A highly specific client profile for your ideal buyer helps you better market, sell, and engage them. Here’s how to approach it.
Establish a detailed profile
Create a detailed ideal client persona for each of your target audience segments. Start by giving them a fictional name to humanize them. Maybe even choose a stock headshot photo or illustration to represent them. Then get as detailed as possible with their demographics and behaviors (which represent the demographics and behaviors of that target audience segment). Here’s a list of characteristics to consider including:
- Job title
- Education level
- Ethnic background
- Interests & hobbies
- Marital/family status
- Attitudes & beliefs
- Challenges faced (problems, pain points)
- Goals or objectives
- Technologies used (social media networks, work or personal software tools)
- Spending patterns
A huge part of successfully marketing to a target audience is making sure you really understand them.
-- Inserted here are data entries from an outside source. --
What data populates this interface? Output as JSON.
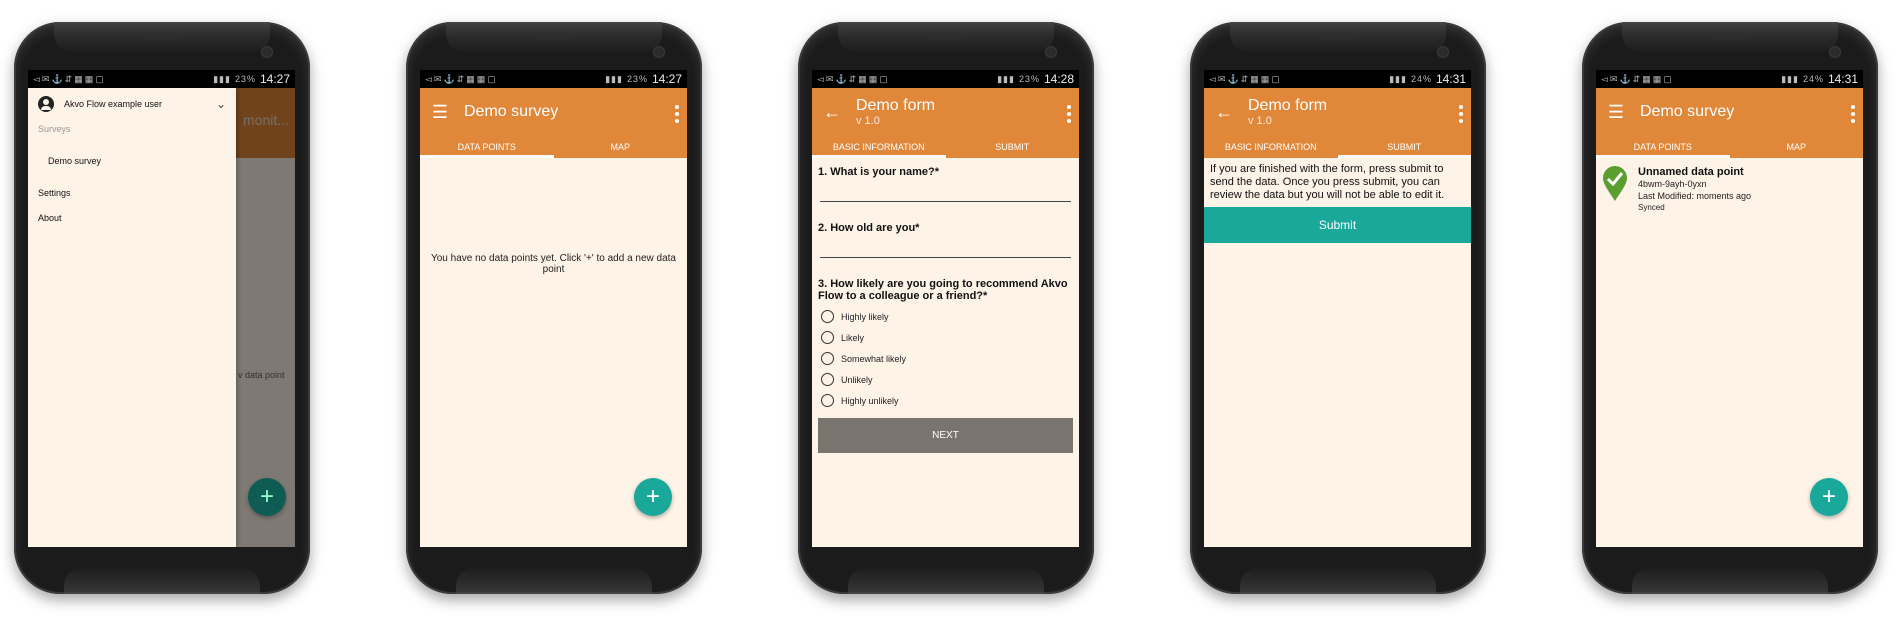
{
  "status_icons": "◅✉⚓⇵▦▦▢",
  "screens": [
    {
      "time": "14:27",
      "battery": "23%",
      "drawer": {
        "user": "Akvo Flow example user",
        "section_label": "Surveys",
        "survey_item": "Demo survey",
        "settings": "Settings",
        "about": "About"
      },
      "underlay_title": "monit...",
      "underlay_empty": "v data point"
    },
    {
      "time": "14:27",
      "battery": "23%",
      "title": "Demo survey",
      "tabs": [
        "DATA POINTS",
        "MAP"
      ],
      "empty_text": "You have no data points yet. Click '+' to add a new data point"
    },
    {
      "time": "14:28",
      "battery": "23%",
      "title": "Demo form",
      "subtitle": "v 1.0",
      "tabs": [
        "BASIC INFORMATION",
        "SUBMIT"
      ],
      "questions": [
        "1. What is your name?*",
        "2. How old are you*",
        "3. How likely are you going to recommend Akvo Flow to a colleague or a friend?*"
      ],
      "options": [
        "Highly likely",
        "Likely",
        "Somewhat likely",
        "Unlikely",
        "Highly unlikely"
      ],
      "next_label": "NEXT"
    },
    {
      "time": "14:31",
      "battery": "24%",
      "title": "Demo form",
      "subtitle": "v 1.0",
      "tabs": [
        "BASIC INFORMATION",
        "SUBMIT"
      ],
      "message": "If you are finished with the form, press submit to send the data. Once you press submit, you can review the data but you will not be able to edit it.",
      "submit_label": "Submit"
    },
    {
      "time": "14:31",
      "battery": "24%",
      "title": "Demo survey",
      "tabs": [
        "DATA POINTS",
        "MAP"
      ],
      "datapoint": {
        "name": "Unnamed data point",
        "id": "4bwm-9ayh-0yxn",
        "modified": "Last Modified: moments ago",
        "status": "Synced"
      }
    }
  ],
  "colors": {
    "appbar": "#e0873a",
    "accent": "#1aa89b",
    "background": "#fdf3e7",
    "next_button": "#7a746e",
    "check": "#5a9e2f"
  }
}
Take time to dig in deep here. Get to know who they are and who they aspire to become. Understand what makes them tick and you’ll be much more prepared to craft an attractive message for them.
Double-check your focus
Now that you’ve established your audience segments and client personas, it’s a good time to double-check your focus. Here are a few questions to ask yourself to ensure you’re on a good track:
- Are there enough people within my target audience for me to sell to?
- Can my target audience afford what I’m offering?
- Will my target audience benefit from my service?
- How easily can I access my target audience and market to them?
If something’s not adding up with your target audience, you might need to adjust. Try adding another segment or niche if your audience has too narrow of a focus. Or if you realize your audience can’t afford your service, you may need to modify your service or your segments.
For businesses that are brand new, you might find it works best to start slightly broader with your focus so you don’t miss out on potential opportunities before you give them a chance. Then as you start to gain traction, see where the growth is coming from and narrow in on it to refine your focus.
You’ve got your target audience defined. Now what do you do with this information? Here are a few things to consider.
Craft your marketing strategy with your audience in mind
Whenever you create any marketing content, keep your target audience in mind. This goes for creating blog articles, social media posts, email campaigns, website copy, surveys, webinars, and any other marketing collateral. Never create content without thinking back to your ideal client persona and remembering who it is you’re writing for. (This is why naming your persona can help a great deal. A fictional name can help you remember details about the segment. “Small Business Owner Sierra” is a lot easier to recall than a nameless/faceless segment.) Imagine you’re writing to this person. Speak their language. Use their vocabulary. Talk about the pain points they experience. Your content will resonate with them when it’s written directly for them.
Target individual audience segments
If your business has multiple audience segments, make sure you’re taking this into account with your marketing strategy. The way you market to “Small Business Owner Sierra” is likely different than how you market to “Corporate CEO Chris.” Depending on your business, a general strategy trying to reach all segments at once probably isn’t going to be as effective. Adapt your messaging and strategy when needed to better reach each individual segment.
Test and refine
The cornerstone of marketing is testing, testing, testing. Refining your business’s target audience is an ongoing process and one that should be done through plenty of testing. To see what resonates best with your audience, try A/B testing all of your marketing efforts. Based on the results, you can continue refining your target audience and strategy. You might find over time that you’ve been targeting the wrong people or that there’s an entire audience segment you’ve been overlooking. Or you might think of new ways to adapt your messaging for your existing audience so it better addresses their needs.
Ready to get started with identifying your target buyer? Enter your email below and then check your inbox. We’ll send you a downloadable client persona worksheet to help you craft a profile for your ideal audience.